(App and web page records)
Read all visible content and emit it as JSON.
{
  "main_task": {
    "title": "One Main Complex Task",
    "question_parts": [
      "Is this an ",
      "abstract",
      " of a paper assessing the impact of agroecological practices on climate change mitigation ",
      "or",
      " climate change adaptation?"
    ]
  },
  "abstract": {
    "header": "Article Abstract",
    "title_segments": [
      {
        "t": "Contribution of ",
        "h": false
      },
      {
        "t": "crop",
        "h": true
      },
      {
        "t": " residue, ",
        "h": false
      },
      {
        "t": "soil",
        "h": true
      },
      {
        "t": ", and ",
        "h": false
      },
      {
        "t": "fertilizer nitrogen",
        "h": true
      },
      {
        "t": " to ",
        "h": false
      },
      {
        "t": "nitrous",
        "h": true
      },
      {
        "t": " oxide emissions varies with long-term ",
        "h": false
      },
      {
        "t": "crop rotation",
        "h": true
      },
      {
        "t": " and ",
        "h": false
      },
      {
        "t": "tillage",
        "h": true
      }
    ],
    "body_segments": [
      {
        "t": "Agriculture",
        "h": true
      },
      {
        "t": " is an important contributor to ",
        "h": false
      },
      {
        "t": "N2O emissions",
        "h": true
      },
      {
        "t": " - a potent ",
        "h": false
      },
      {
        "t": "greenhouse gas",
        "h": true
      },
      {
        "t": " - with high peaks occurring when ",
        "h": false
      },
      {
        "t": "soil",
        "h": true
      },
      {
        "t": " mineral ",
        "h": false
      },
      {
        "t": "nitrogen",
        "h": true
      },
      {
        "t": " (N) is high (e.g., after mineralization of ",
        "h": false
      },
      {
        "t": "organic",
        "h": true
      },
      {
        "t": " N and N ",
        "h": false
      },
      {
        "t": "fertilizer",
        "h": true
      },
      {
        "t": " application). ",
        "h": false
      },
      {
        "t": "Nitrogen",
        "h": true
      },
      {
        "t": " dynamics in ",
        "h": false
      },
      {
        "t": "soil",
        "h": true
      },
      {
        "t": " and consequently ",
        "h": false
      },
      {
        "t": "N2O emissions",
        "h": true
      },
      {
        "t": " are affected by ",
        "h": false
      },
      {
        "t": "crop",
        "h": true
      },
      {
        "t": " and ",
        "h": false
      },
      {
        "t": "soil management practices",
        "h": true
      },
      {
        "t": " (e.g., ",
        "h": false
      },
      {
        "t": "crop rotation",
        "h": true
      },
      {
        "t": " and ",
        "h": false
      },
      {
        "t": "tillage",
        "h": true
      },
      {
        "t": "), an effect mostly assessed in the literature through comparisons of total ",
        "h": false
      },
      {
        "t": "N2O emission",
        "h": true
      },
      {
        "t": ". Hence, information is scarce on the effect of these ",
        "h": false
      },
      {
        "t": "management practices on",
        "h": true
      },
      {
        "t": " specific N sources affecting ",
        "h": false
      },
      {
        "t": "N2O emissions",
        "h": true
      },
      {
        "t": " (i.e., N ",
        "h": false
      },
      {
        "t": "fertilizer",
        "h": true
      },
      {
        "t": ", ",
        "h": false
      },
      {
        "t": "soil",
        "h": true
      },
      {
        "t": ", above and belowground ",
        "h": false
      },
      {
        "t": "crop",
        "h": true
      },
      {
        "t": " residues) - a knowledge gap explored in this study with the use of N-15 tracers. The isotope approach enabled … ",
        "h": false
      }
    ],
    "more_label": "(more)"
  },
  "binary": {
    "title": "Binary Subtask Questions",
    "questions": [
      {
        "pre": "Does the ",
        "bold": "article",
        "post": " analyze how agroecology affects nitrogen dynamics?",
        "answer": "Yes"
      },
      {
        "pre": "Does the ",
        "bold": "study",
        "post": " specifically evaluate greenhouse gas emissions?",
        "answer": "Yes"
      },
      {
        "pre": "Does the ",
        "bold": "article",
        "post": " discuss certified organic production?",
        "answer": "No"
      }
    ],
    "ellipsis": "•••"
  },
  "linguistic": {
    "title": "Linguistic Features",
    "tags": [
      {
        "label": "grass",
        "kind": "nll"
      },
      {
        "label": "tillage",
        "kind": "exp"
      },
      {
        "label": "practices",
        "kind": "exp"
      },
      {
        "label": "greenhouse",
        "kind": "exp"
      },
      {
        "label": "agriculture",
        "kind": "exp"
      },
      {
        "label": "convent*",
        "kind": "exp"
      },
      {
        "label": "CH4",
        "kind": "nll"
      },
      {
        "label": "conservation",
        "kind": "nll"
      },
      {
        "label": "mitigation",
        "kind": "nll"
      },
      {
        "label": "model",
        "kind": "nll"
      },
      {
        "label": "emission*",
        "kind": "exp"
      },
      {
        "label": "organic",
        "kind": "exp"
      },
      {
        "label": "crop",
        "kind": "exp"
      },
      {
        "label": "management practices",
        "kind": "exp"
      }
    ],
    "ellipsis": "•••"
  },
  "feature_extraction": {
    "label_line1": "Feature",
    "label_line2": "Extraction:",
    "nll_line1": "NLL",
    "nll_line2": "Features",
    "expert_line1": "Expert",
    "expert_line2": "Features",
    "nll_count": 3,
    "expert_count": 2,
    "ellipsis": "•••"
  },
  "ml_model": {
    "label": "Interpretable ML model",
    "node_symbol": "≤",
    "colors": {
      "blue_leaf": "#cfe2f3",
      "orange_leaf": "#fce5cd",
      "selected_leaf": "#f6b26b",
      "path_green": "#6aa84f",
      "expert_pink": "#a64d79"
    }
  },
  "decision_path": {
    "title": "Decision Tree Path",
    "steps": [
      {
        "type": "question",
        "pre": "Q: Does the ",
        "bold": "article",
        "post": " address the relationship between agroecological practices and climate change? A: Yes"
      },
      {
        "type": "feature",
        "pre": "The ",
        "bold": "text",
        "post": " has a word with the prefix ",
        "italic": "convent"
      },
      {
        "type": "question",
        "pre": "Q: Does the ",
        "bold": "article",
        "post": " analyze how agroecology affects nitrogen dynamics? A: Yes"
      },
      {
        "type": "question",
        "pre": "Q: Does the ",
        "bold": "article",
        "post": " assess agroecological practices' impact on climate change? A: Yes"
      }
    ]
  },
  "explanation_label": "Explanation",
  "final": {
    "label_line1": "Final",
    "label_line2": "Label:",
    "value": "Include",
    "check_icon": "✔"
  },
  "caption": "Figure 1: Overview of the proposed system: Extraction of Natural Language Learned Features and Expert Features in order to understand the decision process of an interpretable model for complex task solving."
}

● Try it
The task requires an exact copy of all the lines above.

● Exercise result
Read all visible content and emit it as JSON.
{
  "main_task": {
    "title": "One Main Complex Task",
    "question_parts": [
      "Is this an ",
      "abstract",
      " of a paper assessing the impact of agroecological practices on climate change mitigation ",
      "or",
      " climate change adaptation?"
    ]
  },
  "abstract": {
    "header": "Article Abstract",
    "title_segments": [
      {
        "t": "Contribution of ",
        "h": false
      },
      {
        "t": "crop",
        "h": true
      },
      {
        "t": " residue, ",
        "h": false
      },
      {
        "t": "soil",
        "h": true
      },
      {
        "t": ", and ",
        "h": false
      },
      {
        "t": "fertilizer nitrogen",
        "h": true
      },
      {
        "t": " to ",
        "h": false
      },
      {
        "t": "nitrous",
        "h": true
      },
      {
        "t": " oxide emissions varies with long-term ",
        "h": false
      },
      {
        "t": "crop rotation",
        "h": true
      },
      {
        "t": " and ",
        "h": false
      },
      {
        "t": "tillage",
        "h": true
      }
    ],
    "body_segments": [
      {
        "t": "Agriculture",
        "h": true
      },
      {
        "t": " is an important contributor to ",
        "h": false
      },
      {
        "t": "N2O emissions",
        "h": true
      },
      {
        "t": " - a potent ",
        "h": false
      },
      {
        "t": "greenhouse gas",
        "h": true
      },
      {
        "t": " - with high peaks occurring when ",
        "h": false
      },
      {
        "t": "soil",
        "h": true
      },
      {
        "t": " mineral ",
        "h": false
      },
      {
        "t": "nitrogen",
        "h": true
      },
      {
        "t": " (N) is high (e.g., after mineralization of ",
        "h": false
      },
      {
        "t": "organic",
        "h": true
      },
      {
        "t": " N and N ",
        "h": false
      },
      {
        "t": "fertilizer",
        "h": true
      },
      {
        "t": " application). ",
        "h": false
      },
      {
        "t": "Nitrogen",
        "h": true
      },
      {
        "t": " dynamics in ",
        "h": false
      },
      {
        "t": "soil",
        "h": true
      },
      {
        "t": " and consequently ",
        "h": false
      },
      {
        "t": "N2O emissions",
        "h": true
      },
      {
        "t": " are affected by ",
        "h": false
      },
      {
        "t": "crop",
        "h": true
      },
      {
        "t": " and ",
        "h": false
      },
      {
        "t": "soil management practices",
        "h": true
      },
      {
        "t": " (e.g., ",
        "h": false
      },
      {
        "t": "crop rotation",
        "h": true
      },
      {
        "t": " and ",
        "h": false
      },
      {
        "t": "tillage",
        "h": true
      },
      {
        "t": "), an effect mostly assessed in the literature through comparisons of total ",
        "h": false
      },
      {
        "t": "N2O emission",
        "h": true
      },
      {
        "t": ". Hence, information is scarce on the effect of these ",
        "h": false
      },
      {
        "t": "management practices on",
        "h": true
      },
      {
        "t": " specific N sources affecting ",
        "h": false
      },
      {
        "t": "N2O emissions",
        "h": true
      },
      {
        "t": " (i.e., N ",
        "h": false
      },
      {
        "t": "fertilizer",
        "h": true
      },
      {
        "t": ", ",
        "h": false
      },
      {
        "t": "soil",
        "h": true
      },
      {
        "t": ", above and belowground ",
        "h": false
      },
      {
        "t": "crop",
        "h": true
      },
      {
        "t": " residues) - a knowledge gap explored in this study with the use of N-15 tracers. The isotope approach enabled … ",
        "h": false
      }
    ],
    "more_label": "(more)"
  },
  "binary": {
    "title": "Binary Subtask Questions",
    "questions": [
      {
        "pre": "Does the ",
        "bold": "article",
        "post": " analyze how agroecology affects nitrogen dynamics?",
        "answer": "Yes"
      },
      {
        "pre": "Does the ",
        "bold": "study",
        "post": " specifically evaluate greenhouse gas emissions?",
        "answer": "Yes"
      },
      {
        "pre": "Does the ",
        "bold": "article",
        "post": " discuss certified organic production?",
        "answer": "No"
      }
    ],
    "ellipsis": "•••"
  },
  "linguistic": {
    "title": "Linguistic Features",
    "tags": [
      {
        "label": "grass",
        "kind": "nll"
      },
      {
        "label": "tillage",
        "kind": "exp"
      },
      {
        "label": "practices",
        "kind": "exp"
      },
      {
        "label": "greenhouse",
        "kind": "exp"
      },
      {
        "label": "agriculture",
        "kind": "exp"
      },
      {
        "label": "convent*",
        "kind": "exp"
      },
      {
        "label": "CH4",
        "kind": "nll"
      },
      {
        "label": "conservation",
        "kind": "nll"
      },
      {
        "label": "mitigation",
        "kind": "nll"
      },
      {
        "label": "model",
        "kind": "nll"
      },
      {
        "label": "emission*",
        "kind": "exp"
      },
      {
        "label": "organic",
        "kind": "exp"
      },
      {
        "label": "crop",
        "kind": "exp"
      },
      {
        "label": "management practices",
        "kind": "exp"
      }
    ],
    "ellipsis": "•••"
  },
  "feature_extraction": {
    "label_line1": "Feature",
    "label_line2": "Extraction:",
    "nll_line1": "NLL",
    "nll_line2": "Features",
    "expert_line1": "Expert",
    "expert_line2": "Features",
    "nll_count": 3,
    "expert_count": 2,
    "ellipsis": "•••"
  },
  "ml_model": {
    "label": "Interpretable ML model",
    "node_symbol": "≤",
    "colors": {
      "blue_leaf": "#cfe2f3",
      "orange_leaf": "#fce5cd",
      "selected_leaf": "#f6b26b",
      "path_green": "#6aa84f",
      "expert_pink": "#a64d79"
    }
  },
  "decision_path": {
    "title": "Decision Tree Path",
    "steps": [
      {
        "type": "question",
        "pre": "Q: Does the ",
        "bold": "article",
        "post": " address the relationship between agroecological practices and climate change? A: Yes"
      },
      {
        "type": "feature",
        "pre": "The ",
        "bold": "text",
        "post": " has a word with the prefix ",
        "italic": "convent"
      },
      {
        "type": "question",
        "pre": "Q: Does the ",
        "bold": "article",
        "post": " analyze how agroecology affects nitrogen dynamics? A: Yes"
      },
      {
        "type": "question",
        "pre": "Q: Does the ",
        "bold": "article",
        "post": " assess agroecological practices' impact on climate change? A: Yes"
      }
    ]
  },
  "explanation_label": "Explanation",
  "final": {
    "label_line1": "Final",
    "label_line2": "Label:",
    "value": "Include",
    "check_icon": "✔"
  },
  "caption": "Figure 1: Overview of the proposed system: Extraction of Natural Language Learned Features and Expert Features in order to understand the decision process of an interpretable model for complex task solving."
}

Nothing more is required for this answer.